The Right Stuff
In sum, Marine Corps Force Design 2030, when fully implemented, will provide decision-makers with a significant range of crisis response options, including ones like the Russo-Ukrainian War. For example, a newly designed Marine expeditionary brigade could deploy via strategic airlift quickly into theater or it could stage in the United States, providing the president the ability to enter the conflict at the time of the president’s choosing, thus minimizing escalation risks. Alternatively, amphibious shipborne forces could position in the Baltic Sea to provide an array of reinforcement options.
This ability to deploy rapidly by multiple modes of transportation is related to the changing logistics requirements discussed above. Berger’s vision allows for a higher ratio of fighters on the front line to support personnel (tooth to tail) by allowing significant supporting infrastructure such as airfields, maintenance, ground control, production, exploitation, and dissemination to be positioned outside the primary weapons engagement zone. This recalibrated tooth-to-tail ratio in the weapons engagement zone will greatly reduce the logistics burden of the brigade.
A platform like the new MQ-9B Sea Guardian, with more than 40 hours of endurance, could refuel and rearm from anywhere in Europe and still provide long endurance on station. Electric or hybrid-drive MRZRs or MRZR-equivalents would reduce fuel requirements. Electrical power generation, food, and fuel could be obtained from the host nation. This sort of light-but-lethal task-organized force would have flexibility of employment in many climes and places.
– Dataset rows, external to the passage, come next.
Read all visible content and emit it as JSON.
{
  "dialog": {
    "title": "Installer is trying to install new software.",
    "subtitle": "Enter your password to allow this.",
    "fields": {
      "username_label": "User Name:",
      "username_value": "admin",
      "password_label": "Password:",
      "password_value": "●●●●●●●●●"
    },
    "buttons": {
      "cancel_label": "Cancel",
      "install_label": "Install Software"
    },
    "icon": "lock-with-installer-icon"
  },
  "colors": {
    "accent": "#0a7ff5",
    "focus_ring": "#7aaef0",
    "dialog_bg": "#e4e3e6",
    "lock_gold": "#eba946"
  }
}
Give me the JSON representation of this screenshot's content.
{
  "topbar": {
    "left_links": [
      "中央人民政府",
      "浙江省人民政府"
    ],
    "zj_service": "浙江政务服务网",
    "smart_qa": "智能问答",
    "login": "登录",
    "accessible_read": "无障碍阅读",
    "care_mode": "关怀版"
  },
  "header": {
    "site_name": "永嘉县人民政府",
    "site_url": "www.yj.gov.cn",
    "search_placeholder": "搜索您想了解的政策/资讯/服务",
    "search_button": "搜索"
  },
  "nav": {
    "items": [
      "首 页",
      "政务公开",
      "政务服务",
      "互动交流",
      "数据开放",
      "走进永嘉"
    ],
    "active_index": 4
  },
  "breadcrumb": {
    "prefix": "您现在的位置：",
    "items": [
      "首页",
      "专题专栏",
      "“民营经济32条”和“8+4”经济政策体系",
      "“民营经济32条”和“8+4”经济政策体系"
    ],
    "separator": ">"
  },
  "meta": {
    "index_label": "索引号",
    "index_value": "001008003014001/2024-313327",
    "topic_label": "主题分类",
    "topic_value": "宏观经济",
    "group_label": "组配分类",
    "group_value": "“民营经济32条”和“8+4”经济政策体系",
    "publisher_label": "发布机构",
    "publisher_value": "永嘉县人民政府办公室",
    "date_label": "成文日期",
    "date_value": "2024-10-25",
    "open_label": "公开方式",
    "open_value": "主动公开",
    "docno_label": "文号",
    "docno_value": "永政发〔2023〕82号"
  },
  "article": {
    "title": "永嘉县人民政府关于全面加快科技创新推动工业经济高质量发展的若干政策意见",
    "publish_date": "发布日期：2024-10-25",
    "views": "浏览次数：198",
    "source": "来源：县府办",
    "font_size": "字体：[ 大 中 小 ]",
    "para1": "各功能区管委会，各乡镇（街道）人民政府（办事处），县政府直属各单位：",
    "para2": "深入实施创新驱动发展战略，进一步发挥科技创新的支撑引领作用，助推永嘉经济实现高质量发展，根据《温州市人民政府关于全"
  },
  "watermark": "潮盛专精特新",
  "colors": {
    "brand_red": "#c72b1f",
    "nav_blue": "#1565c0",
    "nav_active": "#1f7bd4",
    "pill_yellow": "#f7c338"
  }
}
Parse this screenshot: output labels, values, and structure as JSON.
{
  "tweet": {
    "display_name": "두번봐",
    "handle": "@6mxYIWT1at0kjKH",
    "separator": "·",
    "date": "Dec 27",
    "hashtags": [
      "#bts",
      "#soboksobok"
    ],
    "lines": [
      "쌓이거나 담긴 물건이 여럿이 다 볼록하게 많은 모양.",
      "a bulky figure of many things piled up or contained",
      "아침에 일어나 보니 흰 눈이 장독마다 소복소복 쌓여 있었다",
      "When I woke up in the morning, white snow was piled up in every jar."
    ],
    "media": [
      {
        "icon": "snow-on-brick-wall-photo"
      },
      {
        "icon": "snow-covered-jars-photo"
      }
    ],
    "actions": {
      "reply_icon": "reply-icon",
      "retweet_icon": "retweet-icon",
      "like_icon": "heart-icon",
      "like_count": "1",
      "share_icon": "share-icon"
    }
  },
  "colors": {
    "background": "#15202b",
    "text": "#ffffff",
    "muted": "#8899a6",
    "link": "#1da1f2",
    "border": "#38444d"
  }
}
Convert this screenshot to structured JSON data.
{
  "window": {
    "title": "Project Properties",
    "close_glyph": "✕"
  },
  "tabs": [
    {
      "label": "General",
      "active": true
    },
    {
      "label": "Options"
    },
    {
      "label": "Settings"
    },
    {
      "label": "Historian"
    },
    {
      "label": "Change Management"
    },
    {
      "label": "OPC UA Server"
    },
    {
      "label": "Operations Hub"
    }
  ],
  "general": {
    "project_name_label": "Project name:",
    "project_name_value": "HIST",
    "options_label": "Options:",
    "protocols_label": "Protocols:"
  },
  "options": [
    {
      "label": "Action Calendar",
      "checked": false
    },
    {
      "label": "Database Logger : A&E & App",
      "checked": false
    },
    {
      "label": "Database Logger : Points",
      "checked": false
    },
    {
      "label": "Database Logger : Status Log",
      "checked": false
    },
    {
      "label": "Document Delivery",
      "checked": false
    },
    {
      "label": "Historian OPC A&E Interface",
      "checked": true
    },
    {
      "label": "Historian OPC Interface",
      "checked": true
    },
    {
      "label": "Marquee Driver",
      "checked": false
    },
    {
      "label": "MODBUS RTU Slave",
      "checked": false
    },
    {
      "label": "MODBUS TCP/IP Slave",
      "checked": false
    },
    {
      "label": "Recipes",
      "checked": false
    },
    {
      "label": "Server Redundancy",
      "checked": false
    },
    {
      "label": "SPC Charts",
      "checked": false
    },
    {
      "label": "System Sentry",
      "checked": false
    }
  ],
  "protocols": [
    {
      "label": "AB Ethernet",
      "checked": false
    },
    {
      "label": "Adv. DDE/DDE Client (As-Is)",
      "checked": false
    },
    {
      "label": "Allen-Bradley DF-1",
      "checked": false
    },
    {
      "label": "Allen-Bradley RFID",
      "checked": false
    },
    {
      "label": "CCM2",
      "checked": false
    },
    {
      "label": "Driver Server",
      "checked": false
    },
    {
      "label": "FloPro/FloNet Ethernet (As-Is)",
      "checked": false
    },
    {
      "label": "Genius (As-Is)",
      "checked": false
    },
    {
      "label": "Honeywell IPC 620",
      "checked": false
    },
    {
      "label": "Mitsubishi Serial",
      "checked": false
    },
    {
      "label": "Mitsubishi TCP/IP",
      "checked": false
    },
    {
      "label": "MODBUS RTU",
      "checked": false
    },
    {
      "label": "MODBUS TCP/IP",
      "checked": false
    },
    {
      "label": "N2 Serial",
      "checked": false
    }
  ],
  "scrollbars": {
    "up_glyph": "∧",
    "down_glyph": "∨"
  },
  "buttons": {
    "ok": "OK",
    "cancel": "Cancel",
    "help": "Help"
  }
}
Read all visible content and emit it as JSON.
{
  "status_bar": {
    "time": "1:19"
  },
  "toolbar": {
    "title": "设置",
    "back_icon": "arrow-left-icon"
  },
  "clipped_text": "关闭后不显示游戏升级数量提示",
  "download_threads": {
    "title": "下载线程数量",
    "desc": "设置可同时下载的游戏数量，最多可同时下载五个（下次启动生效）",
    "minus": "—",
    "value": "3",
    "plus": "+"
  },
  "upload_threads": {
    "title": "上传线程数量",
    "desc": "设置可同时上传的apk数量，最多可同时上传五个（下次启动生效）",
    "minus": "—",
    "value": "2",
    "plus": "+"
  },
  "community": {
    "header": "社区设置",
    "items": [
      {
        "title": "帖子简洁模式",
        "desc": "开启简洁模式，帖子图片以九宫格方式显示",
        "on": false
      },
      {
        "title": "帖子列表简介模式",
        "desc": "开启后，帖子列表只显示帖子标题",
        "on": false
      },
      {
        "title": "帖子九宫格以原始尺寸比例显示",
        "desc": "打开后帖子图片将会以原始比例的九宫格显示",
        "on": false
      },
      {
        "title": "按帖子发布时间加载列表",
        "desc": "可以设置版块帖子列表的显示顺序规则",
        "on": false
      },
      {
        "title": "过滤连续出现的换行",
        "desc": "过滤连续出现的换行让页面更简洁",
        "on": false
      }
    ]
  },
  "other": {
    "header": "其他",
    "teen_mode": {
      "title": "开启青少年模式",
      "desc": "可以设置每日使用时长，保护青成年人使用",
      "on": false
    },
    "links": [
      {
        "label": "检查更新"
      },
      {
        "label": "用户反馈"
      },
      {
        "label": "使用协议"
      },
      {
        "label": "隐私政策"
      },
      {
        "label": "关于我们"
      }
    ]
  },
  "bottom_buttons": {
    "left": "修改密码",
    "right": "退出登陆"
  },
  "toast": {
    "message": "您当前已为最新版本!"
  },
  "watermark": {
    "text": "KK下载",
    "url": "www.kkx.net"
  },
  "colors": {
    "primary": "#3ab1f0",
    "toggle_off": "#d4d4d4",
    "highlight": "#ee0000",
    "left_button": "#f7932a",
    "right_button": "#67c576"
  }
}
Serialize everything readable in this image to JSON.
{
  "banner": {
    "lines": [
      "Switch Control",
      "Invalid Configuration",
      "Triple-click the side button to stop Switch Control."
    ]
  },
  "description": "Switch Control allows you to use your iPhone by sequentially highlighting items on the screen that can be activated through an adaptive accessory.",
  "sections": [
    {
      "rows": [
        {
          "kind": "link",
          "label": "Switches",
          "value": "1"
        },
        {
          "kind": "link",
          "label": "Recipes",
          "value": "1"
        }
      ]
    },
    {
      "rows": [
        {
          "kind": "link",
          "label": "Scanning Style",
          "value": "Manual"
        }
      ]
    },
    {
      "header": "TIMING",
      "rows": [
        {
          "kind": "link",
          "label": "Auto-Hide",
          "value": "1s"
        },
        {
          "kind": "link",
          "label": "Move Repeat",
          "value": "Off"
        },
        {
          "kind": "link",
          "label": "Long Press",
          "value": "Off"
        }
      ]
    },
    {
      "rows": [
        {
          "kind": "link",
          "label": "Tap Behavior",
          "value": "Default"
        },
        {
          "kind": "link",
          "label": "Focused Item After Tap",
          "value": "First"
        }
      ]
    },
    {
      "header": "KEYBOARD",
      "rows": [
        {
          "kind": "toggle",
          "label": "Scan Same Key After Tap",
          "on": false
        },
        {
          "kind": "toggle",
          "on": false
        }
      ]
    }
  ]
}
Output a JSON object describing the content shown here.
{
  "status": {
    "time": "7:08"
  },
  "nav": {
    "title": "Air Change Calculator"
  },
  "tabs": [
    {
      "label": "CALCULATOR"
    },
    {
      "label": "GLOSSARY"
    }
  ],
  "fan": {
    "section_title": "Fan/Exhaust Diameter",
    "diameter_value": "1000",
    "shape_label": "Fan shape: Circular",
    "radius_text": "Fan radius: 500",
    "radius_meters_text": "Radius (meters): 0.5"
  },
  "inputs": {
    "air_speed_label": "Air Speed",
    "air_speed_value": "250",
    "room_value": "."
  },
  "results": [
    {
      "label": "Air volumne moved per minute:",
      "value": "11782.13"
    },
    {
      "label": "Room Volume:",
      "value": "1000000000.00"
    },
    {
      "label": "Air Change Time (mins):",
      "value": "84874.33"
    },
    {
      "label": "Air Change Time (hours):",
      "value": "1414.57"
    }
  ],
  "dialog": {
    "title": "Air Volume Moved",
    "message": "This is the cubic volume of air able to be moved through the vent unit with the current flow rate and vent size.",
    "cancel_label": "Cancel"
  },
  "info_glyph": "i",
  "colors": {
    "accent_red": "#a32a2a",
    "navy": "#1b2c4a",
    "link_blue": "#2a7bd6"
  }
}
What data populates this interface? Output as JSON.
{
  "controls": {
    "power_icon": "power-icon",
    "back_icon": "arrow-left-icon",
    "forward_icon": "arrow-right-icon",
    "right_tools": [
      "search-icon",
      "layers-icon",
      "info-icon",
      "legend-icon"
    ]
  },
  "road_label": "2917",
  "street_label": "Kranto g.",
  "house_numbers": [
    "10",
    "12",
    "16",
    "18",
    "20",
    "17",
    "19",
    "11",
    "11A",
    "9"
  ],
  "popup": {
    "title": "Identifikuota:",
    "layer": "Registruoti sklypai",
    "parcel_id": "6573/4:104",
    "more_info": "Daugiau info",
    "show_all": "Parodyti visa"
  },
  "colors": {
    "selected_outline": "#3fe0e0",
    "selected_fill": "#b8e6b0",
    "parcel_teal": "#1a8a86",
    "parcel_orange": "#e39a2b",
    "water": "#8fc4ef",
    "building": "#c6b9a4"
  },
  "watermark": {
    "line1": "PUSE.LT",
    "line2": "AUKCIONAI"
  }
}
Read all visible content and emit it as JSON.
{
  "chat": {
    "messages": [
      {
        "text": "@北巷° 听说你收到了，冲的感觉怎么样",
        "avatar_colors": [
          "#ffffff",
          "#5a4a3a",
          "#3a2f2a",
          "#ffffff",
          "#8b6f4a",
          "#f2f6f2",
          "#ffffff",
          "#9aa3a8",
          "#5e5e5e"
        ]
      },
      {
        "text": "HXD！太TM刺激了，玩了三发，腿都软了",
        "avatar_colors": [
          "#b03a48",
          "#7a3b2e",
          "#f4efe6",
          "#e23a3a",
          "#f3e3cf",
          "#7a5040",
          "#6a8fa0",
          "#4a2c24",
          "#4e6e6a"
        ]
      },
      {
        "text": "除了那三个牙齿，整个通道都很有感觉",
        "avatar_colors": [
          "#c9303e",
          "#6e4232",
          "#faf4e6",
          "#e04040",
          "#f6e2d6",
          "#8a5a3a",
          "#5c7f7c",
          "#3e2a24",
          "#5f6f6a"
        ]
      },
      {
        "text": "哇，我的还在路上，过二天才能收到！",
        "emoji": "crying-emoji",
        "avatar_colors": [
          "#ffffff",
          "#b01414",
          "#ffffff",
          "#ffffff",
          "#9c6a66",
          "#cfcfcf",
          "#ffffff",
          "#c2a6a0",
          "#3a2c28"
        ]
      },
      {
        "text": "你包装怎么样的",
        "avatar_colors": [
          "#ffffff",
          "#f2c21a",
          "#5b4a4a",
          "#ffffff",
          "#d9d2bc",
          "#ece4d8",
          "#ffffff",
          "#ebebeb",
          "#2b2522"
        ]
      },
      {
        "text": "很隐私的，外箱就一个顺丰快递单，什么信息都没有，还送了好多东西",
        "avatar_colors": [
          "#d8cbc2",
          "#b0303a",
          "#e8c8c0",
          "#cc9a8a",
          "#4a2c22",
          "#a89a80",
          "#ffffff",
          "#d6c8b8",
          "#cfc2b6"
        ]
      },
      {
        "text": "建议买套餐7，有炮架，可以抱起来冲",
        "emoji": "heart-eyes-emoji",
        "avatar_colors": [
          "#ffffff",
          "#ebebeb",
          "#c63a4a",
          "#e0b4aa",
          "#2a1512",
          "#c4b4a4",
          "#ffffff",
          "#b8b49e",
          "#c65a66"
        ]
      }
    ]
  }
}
If the president was to decide to bolster NATOs deterrence posture as he has with Ukraine, the brigade could establish bases along the eastern NATO flank to provide long-range precision fires employing a range of land-attack cruise missiles or hypersonic missiles, transported in and launched from shipping containers.
Lacking traditional defense industry constituencies, the Department of Defense will need to work hard to explain to Congress why these new capabilities should receive funding. Further examination and analysis of the Russo-Ukrainian War should provide tangible examples to illustrate why new capabilities are required to win given the changing character of war.
Changing priorities toward new technologies would mitigate much of the acquisition funding shortfalls. Seldom is a win-win solution possible for such a critical challenge. The Department of Defense has the opportunity to get better capability faster and cheaper while building a less centralized industrial base, simply by learning from recent wars and leveraging our greatest strengths — innovation and transparency. Marine Corps Force Design 2030 provides a significant new and affordable approach for the rest of the Defense Department to follow.
Noel Williams is a technical fellow at Systems Planning and Analysis, Inc., and provides strategy and policy analysis to headquarters, U.S. Marine Corps. The opinions here are his own and do not represent those of his employer or any clients.